Former Music Industry Exec Says Album Prices Should Be Drastically Lower
from the he's-onto-something... dept
Robert Katz was the first of a whole lot of you (really, this may be the story with the most submissions ever) to pass along the news that former Warner Music UK boss Rob Dickins is suggesting that the record labels lower the price of albums all the way down to £1 — about $1.60. He points out that, at a price like that, it becomes much easier for people to buy. With the prices today, he says there’s simply too much of a mental transaction cost to determine if people are willing to pay the much higher amounts. Not surprisingly, others in the industry complained about his suggestion, first mocking him for presiding over Warner when the prices were so high (true, but that has nothing to do with what he thinks now) and then someone else tossing out the obligatory misunderstanding of the difference between price and value:

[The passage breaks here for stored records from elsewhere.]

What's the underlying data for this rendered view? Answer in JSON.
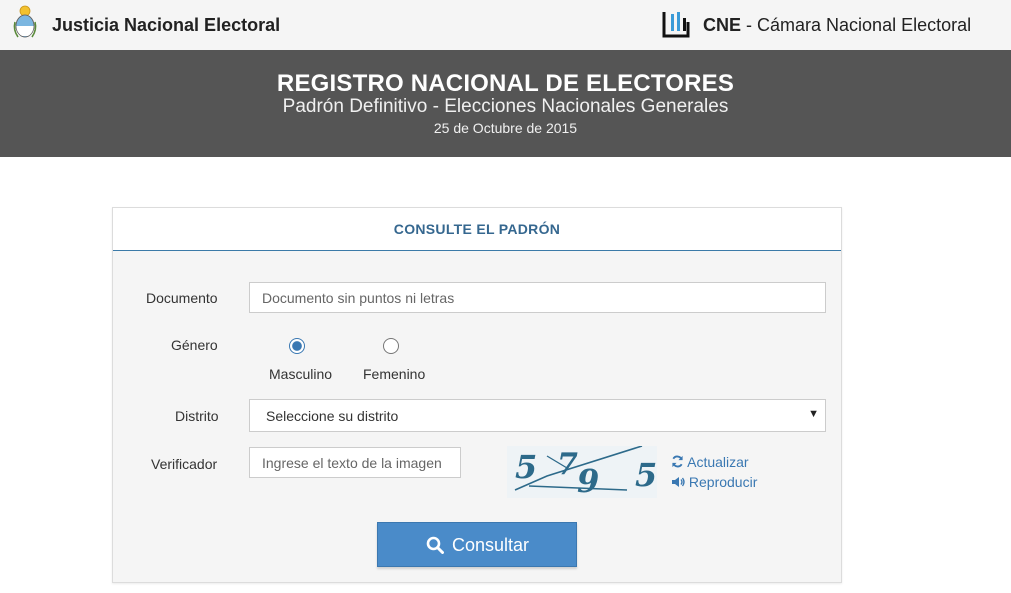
{
  "header": {
    "brand": "Justicia Nacional Electoral",
    "cne_abbr": "CNE",
    "cne_name": " - Cámara Nacional Electoral"
  },
  "banner": {
    "title": "REGISTRO NACIONAL DE ELECTORES",
    "subtitle": "Padrón Definitivo - Elecciones Nacionales Generales",
    "date": "25 de Octubre de 2015"
  },
  "form": {
    "title": "CONSULTE EL PADRÓN",
    "documento": {
      "label": "Documento",
      "placeholder": "Documento sin puntos ni letras",
      "value": ""
    },
    "genero": {
      "label": "Género",
      "options": [
        {
          "label": "Masculino",
          "selected": true
        },
        {
          "label": "Femenino",
          "selected": false
        }
      ]
    },
    "distrito": {
      "label": "Distrito",
      "selected": "Seleccione su distrito"
    },
    "verificador": {
      "label": "Verificador",
      "placeholder": "Ingrese el texto de la imagen",
      "captcha_text": "5795",
      "refresh": "Actualizar",
      "play": "Reproducir"
    },
    "submit": "Consultar"
  },
  "colors": {
    "accent": "#4a8bc9",
    "banner": "#555555",
    "panel_title": "#35678f",
    "link": "#3a78b2"
  }
}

“A piece of music is a valuable form of art. If you want the person to respect it and value it, it’s got to cost them not a huge sum of money but a significant sum of money.”
Yeah, so that’s not how value works, actually. And the problem, which Dickins appears to have figured out, but Jonathan Shalit who made the quote above has not, is that whether you like it or not (and whether it is legal or not), music today is already competing with free music online. So, it’s not a question of “value,” but of market prices.
Dickins seems to recognize the actual economics at play here, noting that by making albums so cheap, the number of sales would shoot way up, offsetting some of the price decline when it came to revenue and getting more people more interested in more acts, leading to greater revenue from alternative sources like concerts and merchandise. Of course, plenty of folks have been suggesting this same thing for years, but it’s nice to see an “insider” get it, even if he’s mocked by those who are still confused about these things.